**WHAT THE TASK ASKS**: Where the records below have a line with "this", that line is to be copied.

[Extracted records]
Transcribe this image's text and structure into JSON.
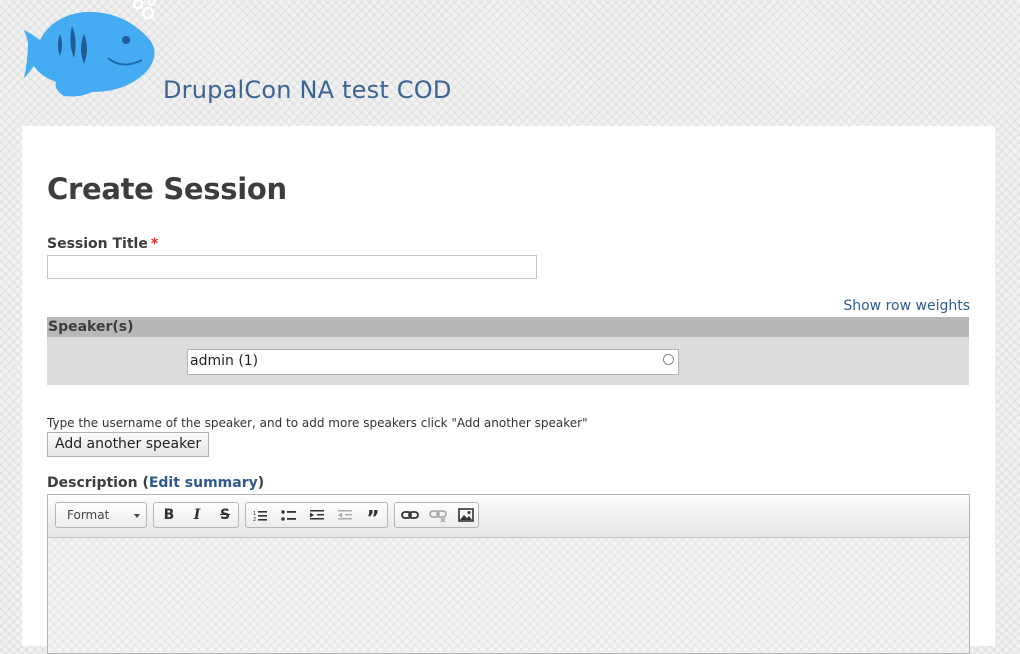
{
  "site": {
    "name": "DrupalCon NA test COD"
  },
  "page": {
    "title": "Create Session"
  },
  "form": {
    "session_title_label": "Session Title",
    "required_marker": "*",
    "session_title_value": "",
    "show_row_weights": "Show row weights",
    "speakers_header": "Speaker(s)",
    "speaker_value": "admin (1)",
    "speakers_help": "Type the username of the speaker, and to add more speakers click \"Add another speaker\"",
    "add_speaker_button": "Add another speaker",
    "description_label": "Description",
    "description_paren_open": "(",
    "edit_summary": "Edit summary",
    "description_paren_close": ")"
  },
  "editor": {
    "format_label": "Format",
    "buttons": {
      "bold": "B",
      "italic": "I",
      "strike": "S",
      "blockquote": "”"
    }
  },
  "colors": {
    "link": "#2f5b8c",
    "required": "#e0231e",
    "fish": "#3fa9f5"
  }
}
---
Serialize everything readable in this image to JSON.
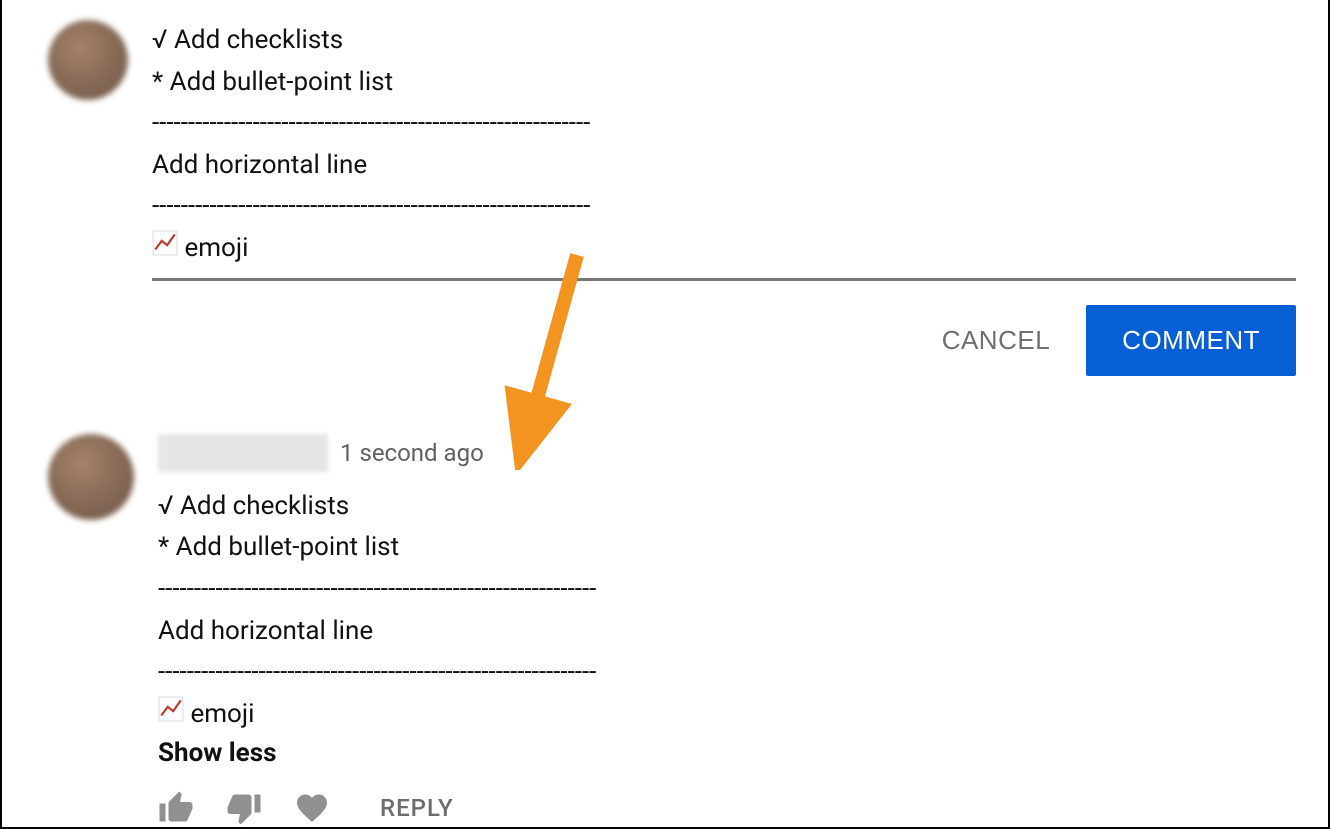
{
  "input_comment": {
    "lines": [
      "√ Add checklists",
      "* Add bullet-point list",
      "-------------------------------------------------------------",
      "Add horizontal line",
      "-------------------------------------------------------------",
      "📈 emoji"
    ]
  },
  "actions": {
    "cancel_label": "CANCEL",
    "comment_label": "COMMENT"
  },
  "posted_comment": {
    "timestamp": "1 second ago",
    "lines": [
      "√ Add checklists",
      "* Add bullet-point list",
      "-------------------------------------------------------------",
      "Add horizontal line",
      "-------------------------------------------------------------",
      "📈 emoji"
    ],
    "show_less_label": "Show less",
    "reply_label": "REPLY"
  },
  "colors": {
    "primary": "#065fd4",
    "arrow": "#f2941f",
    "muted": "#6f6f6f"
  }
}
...
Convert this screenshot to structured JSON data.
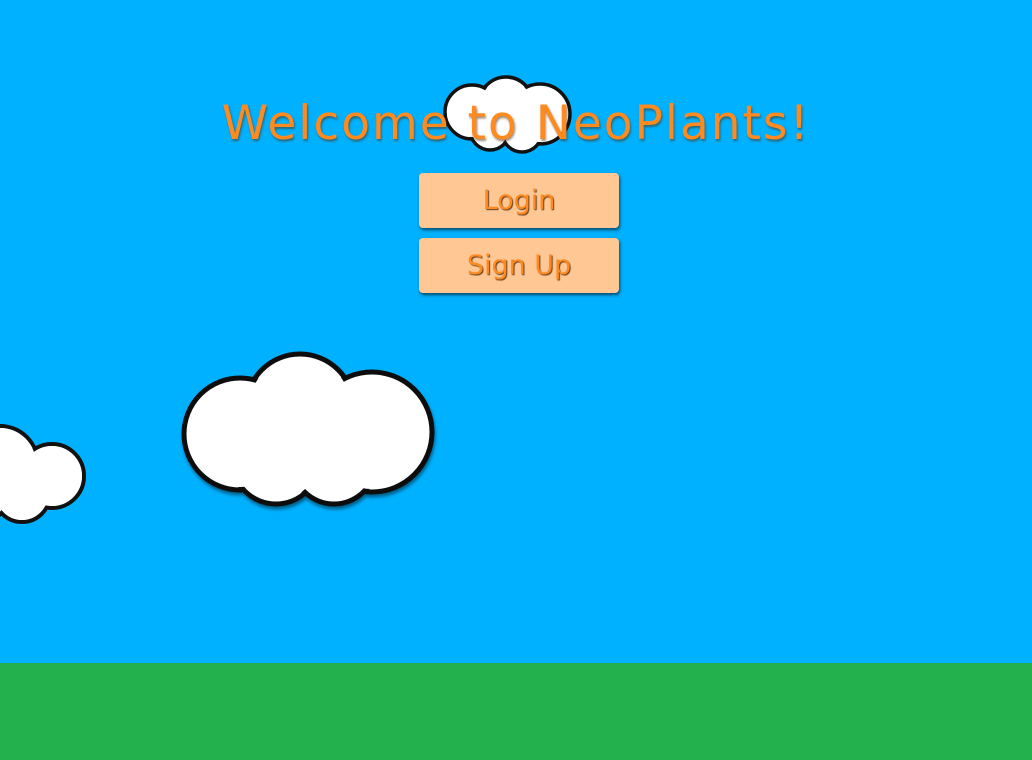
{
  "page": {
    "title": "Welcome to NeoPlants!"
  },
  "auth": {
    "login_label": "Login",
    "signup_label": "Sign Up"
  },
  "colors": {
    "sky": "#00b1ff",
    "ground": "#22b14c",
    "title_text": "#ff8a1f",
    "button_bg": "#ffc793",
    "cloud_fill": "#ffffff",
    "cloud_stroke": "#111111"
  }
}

**EXERCISE OUTPUT**:
Transcribe this image's text and structure into JSON.
Serialize everything readable in this image to JSON.
Convert this screenshot to structured JSON data.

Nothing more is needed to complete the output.